January 2, 2009
Today I finally finished going through the cemetery pictures from my trip to Illinois in November and decided which ones to put up on Flickr, including this lovely woodsy cross monument. The weather lately has curtailed my cemetery wanderings, but I’m sure when it gets a little more pleasant again I’ll be back out there, adding interesting headstones to my collection of photos, appreciating the names which now seem unusual, like Badora and Phineas and Philinda and Elnora, and wondering about the details behind the stories hinted at in the inscriptions, like the monument in Illinois listing an infant son who was born and died in California five days before Christmas in 1853. Not everyone gets the attraction, I know. My mom certainly doesn’t. When I was last back visiting her, we were driving to a quilt shop I hadn’t been to before and she was giving me directions: “Turn right up here, but wait until you get past the cemetery, unless you want to read gravestones from the 1800s.” That sounded pretty good to me, actually. If it had been a nicer day, I might have asked if she’d be okay with making a detour.

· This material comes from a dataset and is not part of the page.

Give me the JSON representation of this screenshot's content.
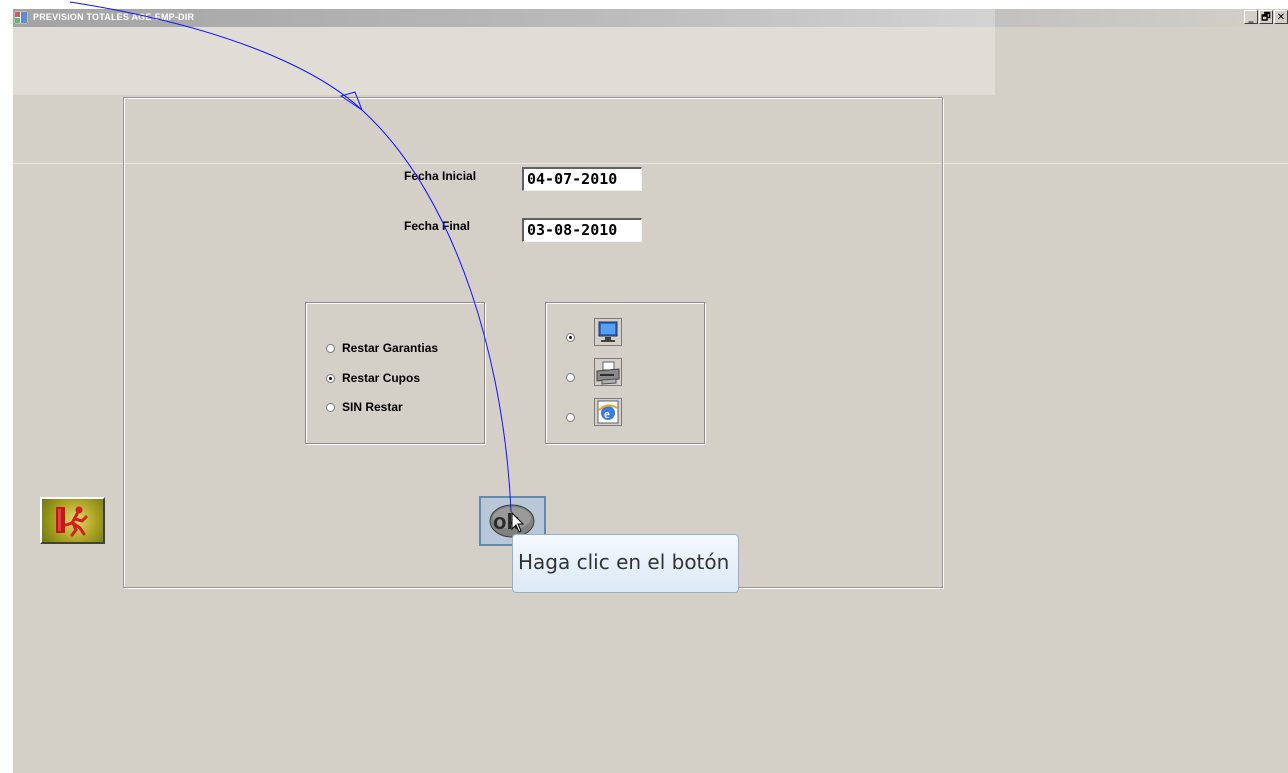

One reason it took me so long to get this latest group of photos up was I found another outlet for my interest in headstones: Find A Grave. I’d used the site for reference in the past, double checking names prior to putting descriptions in Flickr (this was before I got in the habit of taking detail shots of each marker the same way I do for quilts at shows), but until six weeks ago it didn’t occur to me to sign up and help populate the database myself. Now I’m in there adding records and attaching pictures to existing ones and suggesting corrections based on photos I’ve taken. It’s great to be able to do something with the many cemetery pictures that don’t make the cut for my Flickr stream. I’ve made just a few forays into the community over there so far but have learned some things I didn’t know before (like the terms “graver” and “graving”). As with any distributed project, there are some frustrations I’ve run into, and I had the misfortune of making my first contact with a user whom I later found out is somewhat well known for treating other members rudely, but she does seem to be the exception and overall I’m happy to spend a slice of my online time there.